There are just a few wine regions in Portugal that one can call "Wine Country", as António Augusto Aguiar , recognized teacher, political, scientist and author of several bibliographies of Chemistry and Enologia, claimed in 1867, referring to the amount of vineyards in Bairrada.
The recent history of "illos Barrios", or better, of Bairrada, where in each corner there is a place with the name “Bairro”, is intimately linked to the sparkling wines that are made there. But I want to speak to you about the red ones that have been made in that region, long before the cellars and the intention of producing the "Portuguese Champagne."
Last week I went to see how our wines are aging, in the barrels that we have there. Close to our wines, in Aguim, where the red wines were famous, it is said that the wines were elegant, balanced and with pH levels that rarely exceeded 3,4. If we think that the wines made in Baixo Alentejo are born with a pH close to 4, it is clear what I am talking about.
Bairrada still produces red wines with unique freshness, capable of aging for decades, getting better with time, and that are not easily understandable.
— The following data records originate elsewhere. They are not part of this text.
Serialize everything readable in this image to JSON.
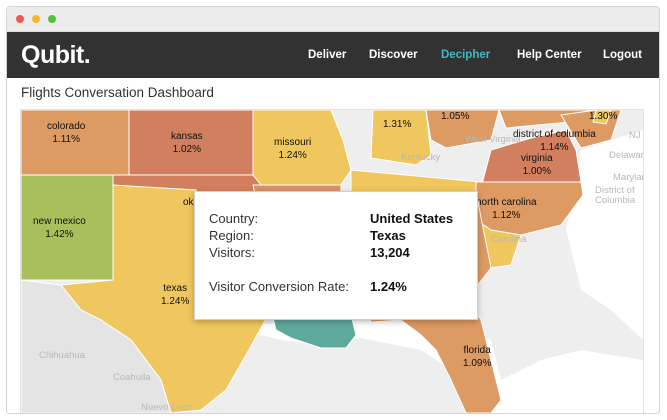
{
  "app": {
    "brand": "Qubit."
  },
  "nav": {
    "items": [
      "Deliver",
      "Discover",
      "Decipher",
      "Help Center",
      "Logout"
    ],
    "active": "Decipher"
  },
  "page": {
    "title": "Flights Conversation Dashboard"
  },
  "colors": {
    "navbar": "#323232",
    "active_nav": "#3fb9c7",
    "high": "#a8bf5b",
    "mid": "#efc75e",
    "low": "#d27c5b",
    "teal": "#5fa89c"
  },
  "map": {
    "states": [
      {
        "name": "colorado",
        "rate": "1.11%"
      },
      {
        "name": "kansas",
        "rate": "1.02%"
      },
      {
        "name": "missouri",
        "rate": "1.24%"
      },
      {
        "name": "new mexico",
        "rate": "1.42%"
      },
      {
        "name": "texas",
        "rate": "1.24%"
      },
      {
        "name": "ok",
        "rate": ""
      },
      {
        "name": "",
        "rate": "1.31%"
      },
      {
        "name": "",
        "rate": "1.05%"
      },
      {
        "name": "",
        "rate": "1.30%"
      },
      {
        "name": "district of columbia",
        "rate": "1.14%"
      },
      {
        "name": "virginia",
        "rate": "1.00%"
      },
      {
        "name": "north carolina",
        "rate": "1.12%"
      },
      {
        "name": "florida",
        "rate": "1.09%"
      }
    ],
    "geo_labels": [
      "Kentucky",
      "West Virginia",
      "Carolina",
      "Chihuahua",
      "Coahuila",
      "Nuevo Leon",
      "Delaware",
      "Maryland",
      "District of Columbia",
      "NJ"
    ]
  },
  "tooltip": {
    "country_label": "Country:",
    "country": "United States",
    "region_label": "Region:",
    "region": "Texas",
    "visitors_label": "Visitors:",
    "visitors": "13,204",
    "rate_label": "Visitor Conversion Rate:",
    "rate": "1.24%"
  }
}
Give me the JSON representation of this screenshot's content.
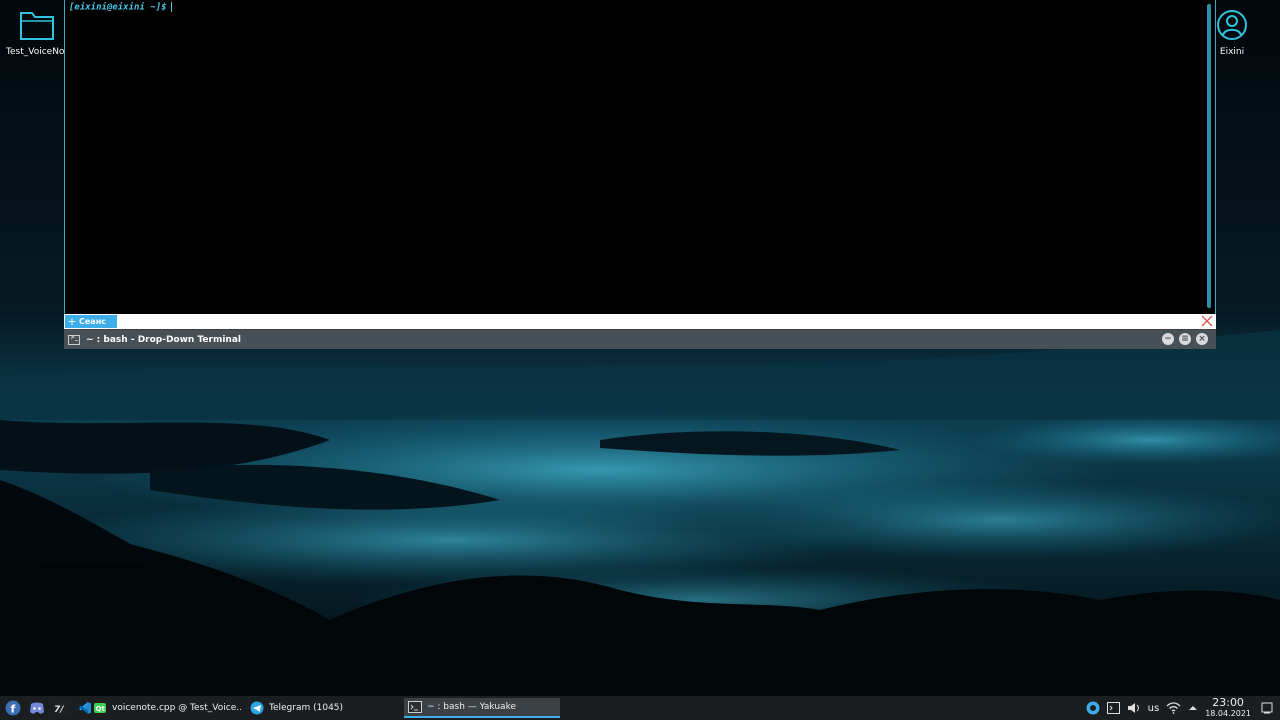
{
  "desktop": {
    "folder_icon_label": "Test_VoiceNot",
    "user_icon_label": "Eixini"
  },
  "terminal": {
    "prompt": "[eixini@eixini ~]$",
    "tab_label": "Сеанс",
    "window_title": "~ : bash - Drop-Down Terminal"
  },
  "taskbar": {
    "tasks": [
      {
        "label": "voicenote.cpp @ Test_Voice...",
        "icon": "qt-creator-icon"
      },
      {
        "label": "Telegram (1045)",
        "icon": "telegram-icon"
      },
      {
        "label": "~ : bash — Yakuake",
        "icon": "terminal-icon"
      }
    ],
    "keyboard_layout": "us",
    "clock_time": "23:00",
    "clock_date": "18.04.2021"
  },
  "colors": {
    "accent": "#3daee9",
    "terminal_bg": "#000000",
    "titlebar": "#475057",
    "taskbar": "#1a1e21"
  }
}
This freshness comes not only from the Atlantic influence, but also because of the calcareous soils and high pH, that helps reinforcing the character of the queen variety there planted.
This region, where the reds went through a bad phase - because they stop being appreciated - is now rejuvenated, with wines origination from the Baga variety, that are resembling more and more to those that gave fame to this region hundreds of years ago. These are wines that don't need much intervention of the winemaker, since their natural characteristics allows him to have little to do.
There are few regions in the world that can produce wines of these characteristics, and the ones that can, have a big difference in relation to the ones from Bairrada. For the same quality, we pay much less, or even half than, for instance, a good Barbaresco from Italy.
The wine’s my life